World Travel Guide > Guides > Europe > Belgium > Bruges

Local time Bruges


Getting around Bruges

Public transport

The cobbled streets of Bruges’ Old Town are well worn by the millions of tourists who have walked around this fairytale city. And you should take a leaf from their book, because the best way to explore Bruges is on foot. Built in a bygone era before the motor car, the Old Town was never designed to accommodate vehicles and is best avoided. If you want to get from A to B quickly then follow the locals’ lead and get on your bike – two wheels are definitely better than four in Bruges. 

If that sounds like too much effort, you could always jump in a taxi and let the driver worry about navigating the city’s narrow streets and one-way systems.

De Lijn (tel: +32 70 220 200; operates the Bruges city and Flanders regional bus services, with more than 50 routes serving the city and surrounding areas including the coast. The main bus terminal is outside the railway station, with many services also stopping at 't Zand opposite the new Concert Hall and in the central Markt. 

You can buy single tickets (valid for any journey within one hour), SMS tickets (cheaper, and ordered via your mobile phone), a 10-ticket Lijn card, a one-day pass, a three-day pass or a five-day pass.


You can find taxi stands at Markt and at the station.

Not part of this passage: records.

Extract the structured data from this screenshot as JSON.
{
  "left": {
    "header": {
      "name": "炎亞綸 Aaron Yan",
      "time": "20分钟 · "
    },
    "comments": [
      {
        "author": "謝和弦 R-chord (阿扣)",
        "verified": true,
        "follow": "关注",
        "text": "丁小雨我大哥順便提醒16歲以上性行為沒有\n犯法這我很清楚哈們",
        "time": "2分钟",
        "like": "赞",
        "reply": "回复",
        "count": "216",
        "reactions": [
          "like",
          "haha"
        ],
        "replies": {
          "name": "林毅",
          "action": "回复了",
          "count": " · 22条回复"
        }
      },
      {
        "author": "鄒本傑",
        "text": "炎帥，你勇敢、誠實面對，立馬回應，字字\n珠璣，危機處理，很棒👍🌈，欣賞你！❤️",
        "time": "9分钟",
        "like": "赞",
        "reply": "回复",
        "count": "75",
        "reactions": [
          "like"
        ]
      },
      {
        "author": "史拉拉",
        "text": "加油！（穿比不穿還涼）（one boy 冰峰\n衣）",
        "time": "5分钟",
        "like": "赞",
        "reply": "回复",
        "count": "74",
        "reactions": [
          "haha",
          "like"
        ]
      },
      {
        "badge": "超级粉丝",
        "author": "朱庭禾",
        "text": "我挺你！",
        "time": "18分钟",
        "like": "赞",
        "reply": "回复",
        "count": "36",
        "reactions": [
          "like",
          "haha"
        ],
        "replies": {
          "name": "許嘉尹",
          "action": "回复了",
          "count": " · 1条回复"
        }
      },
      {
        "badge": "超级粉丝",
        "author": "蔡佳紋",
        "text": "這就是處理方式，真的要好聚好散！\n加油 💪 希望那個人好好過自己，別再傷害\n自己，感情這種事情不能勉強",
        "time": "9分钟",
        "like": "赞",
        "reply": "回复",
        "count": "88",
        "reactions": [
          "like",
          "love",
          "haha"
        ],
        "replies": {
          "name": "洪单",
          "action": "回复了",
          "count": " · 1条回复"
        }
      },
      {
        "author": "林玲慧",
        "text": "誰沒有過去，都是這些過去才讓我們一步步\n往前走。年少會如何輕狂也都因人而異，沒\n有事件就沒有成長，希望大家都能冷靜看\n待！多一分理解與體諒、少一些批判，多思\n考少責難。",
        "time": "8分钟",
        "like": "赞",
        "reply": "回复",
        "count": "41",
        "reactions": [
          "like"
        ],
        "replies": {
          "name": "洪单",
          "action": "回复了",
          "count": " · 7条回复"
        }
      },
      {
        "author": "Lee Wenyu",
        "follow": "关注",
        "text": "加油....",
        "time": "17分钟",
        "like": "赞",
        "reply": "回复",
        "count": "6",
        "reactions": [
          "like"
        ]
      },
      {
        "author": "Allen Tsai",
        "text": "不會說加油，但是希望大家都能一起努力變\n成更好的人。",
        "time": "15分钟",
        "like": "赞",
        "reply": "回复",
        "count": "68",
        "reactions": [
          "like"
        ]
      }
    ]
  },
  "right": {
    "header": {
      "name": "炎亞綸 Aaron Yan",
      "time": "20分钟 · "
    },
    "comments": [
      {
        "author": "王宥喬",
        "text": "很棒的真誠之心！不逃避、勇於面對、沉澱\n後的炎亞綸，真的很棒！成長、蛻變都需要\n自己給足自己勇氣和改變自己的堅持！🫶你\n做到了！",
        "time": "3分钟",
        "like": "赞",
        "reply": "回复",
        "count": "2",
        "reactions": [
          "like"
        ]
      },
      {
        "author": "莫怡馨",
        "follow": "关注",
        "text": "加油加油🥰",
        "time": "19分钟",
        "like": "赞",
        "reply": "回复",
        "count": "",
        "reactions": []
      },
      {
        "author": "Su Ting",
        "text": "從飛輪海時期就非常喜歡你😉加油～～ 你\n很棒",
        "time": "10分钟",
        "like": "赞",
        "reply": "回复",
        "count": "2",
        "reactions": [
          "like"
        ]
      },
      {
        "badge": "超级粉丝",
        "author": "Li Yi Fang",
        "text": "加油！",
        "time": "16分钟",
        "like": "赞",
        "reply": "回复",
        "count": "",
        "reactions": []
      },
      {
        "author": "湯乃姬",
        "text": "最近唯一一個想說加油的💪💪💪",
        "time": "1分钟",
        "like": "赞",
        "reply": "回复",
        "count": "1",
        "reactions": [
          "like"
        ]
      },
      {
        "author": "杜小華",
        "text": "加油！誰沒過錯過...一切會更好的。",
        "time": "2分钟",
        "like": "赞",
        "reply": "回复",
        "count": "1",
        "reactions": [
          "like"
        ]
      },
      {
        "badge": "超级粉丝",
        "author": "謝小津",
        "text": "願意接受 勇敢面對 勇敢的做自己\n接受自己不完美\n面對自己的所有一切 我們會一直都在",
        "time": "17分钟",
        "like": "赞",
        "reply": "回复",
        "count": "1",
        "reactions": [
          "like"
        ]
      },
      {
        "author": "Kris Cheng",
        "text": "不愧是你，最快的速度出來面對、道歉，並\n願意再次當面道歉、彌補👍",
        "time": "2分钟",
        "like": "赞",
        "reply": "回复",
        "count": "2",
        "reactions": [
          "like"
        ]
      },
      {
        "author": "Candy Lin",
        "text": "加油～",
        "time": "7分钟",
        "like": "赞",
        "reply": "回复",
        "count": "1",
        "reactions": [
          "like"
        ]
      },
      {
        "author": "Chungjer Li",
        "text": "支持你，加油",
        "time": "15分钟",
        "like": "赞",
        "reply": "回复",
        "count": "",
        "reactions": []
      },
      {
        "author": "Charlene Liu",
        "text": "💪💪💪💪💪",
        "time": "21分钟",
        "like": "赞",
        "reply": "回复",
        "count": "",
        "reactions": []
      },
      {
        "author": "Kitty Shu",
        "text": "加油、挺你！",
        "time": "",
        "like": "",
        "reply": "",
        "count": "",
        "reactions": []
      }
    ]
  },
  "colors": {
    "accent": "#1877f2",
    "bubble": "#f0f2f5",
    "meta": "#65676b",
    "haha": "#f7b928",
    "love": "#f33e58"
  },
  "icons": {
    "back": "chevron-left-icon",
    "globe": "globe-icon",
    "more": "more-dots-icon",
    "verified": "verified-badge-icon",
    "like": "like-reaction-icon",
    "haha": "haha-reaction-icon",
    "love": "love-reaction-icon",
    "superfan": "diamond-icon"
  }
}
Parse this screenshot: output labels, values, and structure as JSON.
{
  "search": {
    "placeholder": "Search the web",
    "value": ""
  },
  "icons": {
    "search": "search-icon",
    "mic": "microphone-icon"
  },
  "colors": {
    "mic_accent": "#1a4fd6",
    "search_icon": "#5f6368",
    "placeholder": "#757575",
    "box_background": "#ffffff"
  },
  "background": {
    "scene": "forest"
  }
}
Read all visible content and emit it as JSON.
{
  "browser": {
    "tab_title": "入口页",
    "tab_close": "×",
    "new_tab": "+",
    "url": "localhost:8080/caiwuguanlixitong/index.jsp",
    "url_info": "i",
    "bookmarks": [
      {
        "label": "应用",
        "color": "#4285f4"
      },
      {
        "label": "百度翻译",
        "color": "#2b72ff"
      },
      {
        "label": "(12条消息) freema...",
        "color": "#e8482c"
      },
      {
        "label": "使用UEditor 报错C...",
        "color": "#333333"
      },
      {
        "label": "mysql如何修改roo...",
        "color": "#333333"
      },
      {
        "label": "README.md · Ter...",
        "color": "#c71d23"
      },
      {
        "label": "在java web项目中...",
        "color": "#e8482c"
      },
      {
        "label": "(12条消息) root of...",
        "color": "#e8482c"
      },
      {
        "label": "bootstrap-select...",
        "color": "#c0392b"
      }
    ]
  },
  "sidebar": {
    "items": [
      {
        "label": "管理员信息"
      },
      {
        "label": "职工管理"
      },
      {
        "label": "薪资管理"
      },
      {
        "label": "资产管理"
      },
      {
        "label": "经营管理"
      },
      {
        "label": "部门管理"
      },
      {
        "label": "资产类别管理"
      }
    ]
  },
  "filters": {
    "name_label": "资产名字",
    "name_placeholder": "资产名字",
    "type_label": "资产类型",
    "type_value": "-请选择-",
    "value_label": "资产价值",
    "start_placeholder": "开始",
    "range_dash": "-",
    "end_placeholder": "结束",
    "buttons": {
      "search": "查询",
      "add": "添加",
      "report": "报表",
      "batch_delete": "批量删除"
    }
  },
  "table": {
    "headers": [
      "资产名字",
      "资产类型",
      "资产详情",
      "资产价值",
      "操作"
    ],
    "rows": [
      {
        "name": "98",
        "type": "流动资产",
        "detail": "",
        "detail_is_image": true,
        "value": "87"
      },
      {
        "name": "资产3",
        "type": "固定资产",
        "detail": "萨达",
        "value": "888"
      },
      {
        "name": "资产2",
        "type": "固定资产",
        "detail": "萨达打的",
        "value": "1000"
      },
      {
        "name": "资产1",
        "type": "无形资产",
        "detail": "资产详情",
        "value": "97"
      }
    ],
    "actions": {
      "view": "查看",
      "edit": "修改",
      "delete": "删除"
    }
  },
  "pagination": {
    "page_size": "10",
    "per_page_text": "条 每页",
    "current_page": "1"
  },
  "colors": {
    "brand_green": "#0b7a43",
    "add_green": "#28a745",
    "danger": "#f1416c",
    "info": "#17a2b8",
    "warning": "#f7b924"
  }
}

Local operators include Euro Taxi (tel: +32 50 317 731) and Taxi Snel (tel: +32 50 363 649). It's usual to round up the fare.


If you can avoid driving in Bruges, it’s best to do so. Streets in the Old Town are easily congested and on-street parking is expensive and limited to designated areas; in metered spaces the maximum stay during the day is two hours, which leaves you barely enough time for a Flemish lunch.

Add this to the confusing one-way systems and you have a motoring experience that could make a saint swear.

If you have no choice but to bring your car, find a hotel with reserved spaces to take the hassle and expense out of parking. Alternatively, you could leave your motor at Centrum Station where there is a 1,500-space car park. The charge includes a bus ride into the city.

Car hire

If you want to explore the wider Flanders region, renting a vehicle is a great way to do so. Car hire is available from Avis (tel: + 32 50 394 400;, Europcar (tel: +32 50 314 544; and Luxauto (tel: +32 50 314 848; The minimum age for hiring a car is usually 21, but expect to pay a surcharge if you're under 25.

Bicycle hire

Cycling is a popular and practical way to get around in Bruges, but cyclists should be careful on the narrower historic streets of the centre. You can hire bikes from De Ketting, Gentpoortstraat 23 (tel: +32 50 344 196;, and Popelier, Mariastraat 26 (tel: +32 50 343 262;, as well as at the railway station, many hotels and hostels.

A digital image at

Book Accommodation

Featured Hotels


Hotel Navarra

A grand hotel in a compact city, the Navarra is housed in a gorgeous, listed building in the heart of Bruges. There are 94 comfortable rooms in total, not to mention a fabulous swimming pool and sauna, which is the perfect tonic after a day of sightseeing. If you’ve brought your wheels to the city, the hotel’s on-site parking will ease the burden.

Hotel Fevery

Small, friendly and family-run, the Fevery is in a quiet spot just 10 minutes from the central market square. Rooms are simply furnished, but homely and good value. The fact there are only 10 of them keeps the service personal, ensuring the vibe stays like that of a suburban bed and breakfast, rather than a slick city hotel.

The Pand Hotel

Quite possibly the best place to stay in Bruges, The Pand is a small, luxurious hotel in the heart of the Old Town. Sumptuous but not showy, this former 18th-century carriage house has a friendly, laid-back ambiance and one of the best champagne breakfasts in the city. Festooned with the owner’s personal collection of antiques, there are 26 individually designed rooms to choose from.

Hotel Jacobs

Nestled down a sleepy side street on the edge of the Old Town, Hotel Jacobs is one of the best budget options in Bruges. This pretty, step-gabled building has 23 homely rooms, each with their own bathroom. Renovated a few years back, there’s free Wi-Fi, a bumper buffet breakfast and plenty of information about local attractions. The 10-minute walk into town is pleasant and easy-going.


Another wallet-friendly option, the Passage is a youth hostel, budget hotel, and restaurant split between two Old Town buildings. Scruffy and old fashioned but charming nonetheless, the Passage offers dorm beds, cheap doubles, and reasonably priced food. The staff are helpful and Bruges’ main attractions are just a short stroll away.

Hotel de Orangerie

Opulence abounds in the 20 large and lavish rooms of this lovely boutique hotel, housed in a former 15th-century monastery. Those facing the picturesque canal have some of the best views in town. If you can tear yourself away, the lounge bar has a warming open fire in winter, or you can enjoy afternoon tea in the elegant winter garden.